• [EXERCISE]
Write the listing out again word for word, leaving each picture behind.

• [DATA]
>>>>>

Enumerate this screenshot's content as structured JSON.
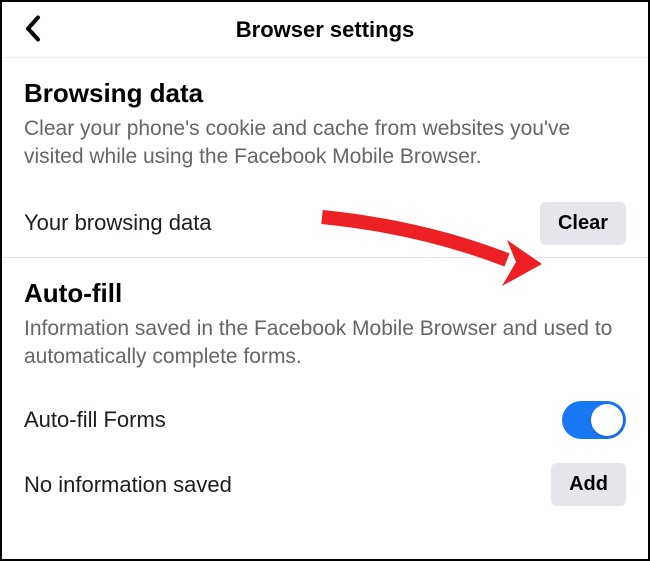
{
  "header": {
    "title": "Browser settings"
  },
  "browsing_data": {
    "title": "Browsing data",
    "description": "Clear your phone's cookie and cache from websites you've visited while using the Facebook Mobile Browser.",
    "row_label": "Your browsing data",
    "clear_label": "Clear"
  },
  "autofill": {
    "title": "Auto-fill",
    "description": "Information saved in the Facebook Mobile Browser and used to automatically complete forms.",
    "forms_label": "Auto-fill Forms",
    "empty_label": "No information saved",
    "add_label": "Add",
    "toggle_on": true
  },
  "colors": {
    "accent": "#1877f2",
    "button_grey": "#e4e6eb",
    "text_secondary": "#666",
    "annotation": "#ed2024"
  }
}
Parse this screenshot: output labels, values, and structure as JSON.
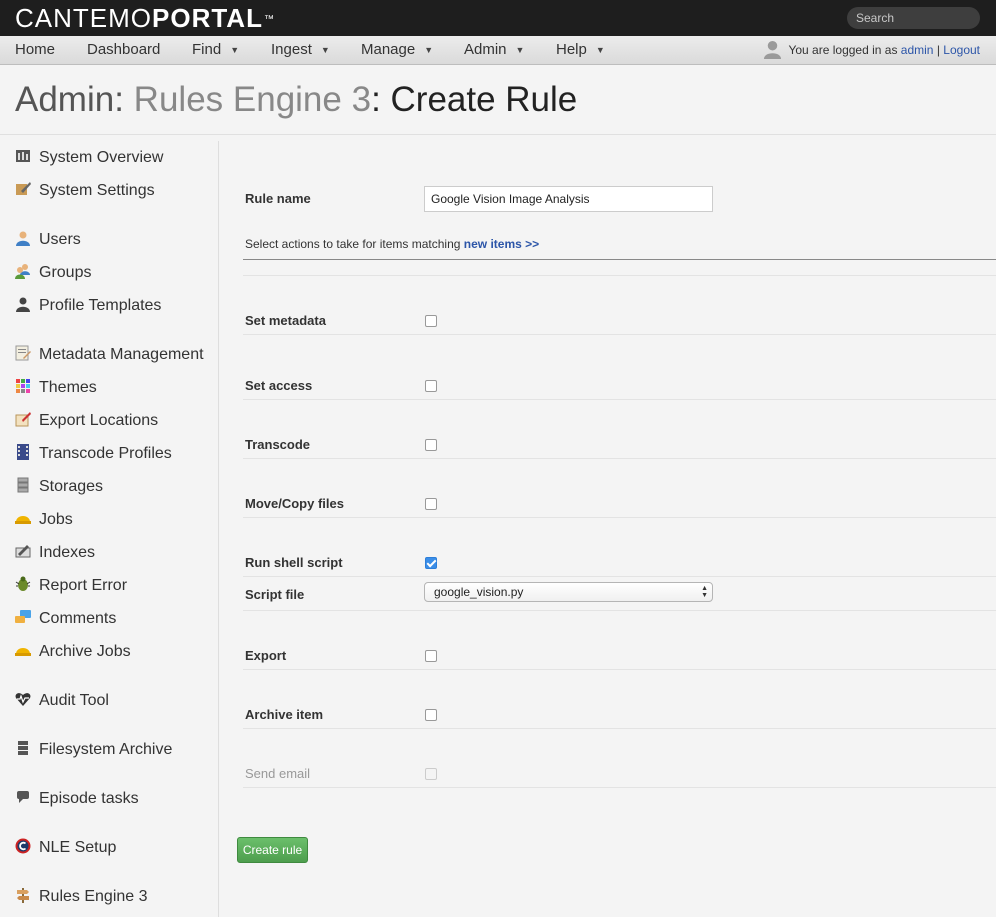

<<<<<

• [ANSWER BELOW]
Enumerate this screenshot's content as structured JSON.
{
  "header": {
    "title": "Browser settings"
  },
  "browsing_data": {
    "title": "Browsing data",
    "description": "Clear your phone's cookie and cache from websites you've visited while using the Facebook Mobile Browser.",
    "row_label": "Your browsing data",
    "clear_label": "Clear"
  },
  "autofill": {
    "title": "Auto-fill",
    "description": "Information saved in the Facebook Mobile Browser and used to automatically complete forms.",
    "forms_label": "Auto-fill Forms",
    "empty_label": "No information saved",
    "add_label": "Add",
    "toggle_on": true
  },
  "colors": {
    "accent": "#1877f2",
    "button_grey": "#e4e6eb",
    "text_secondary": "#666",
    "annotation": "#ed2024"
  }
}
Parse this screenshot: output labels, values, and structure as JSON.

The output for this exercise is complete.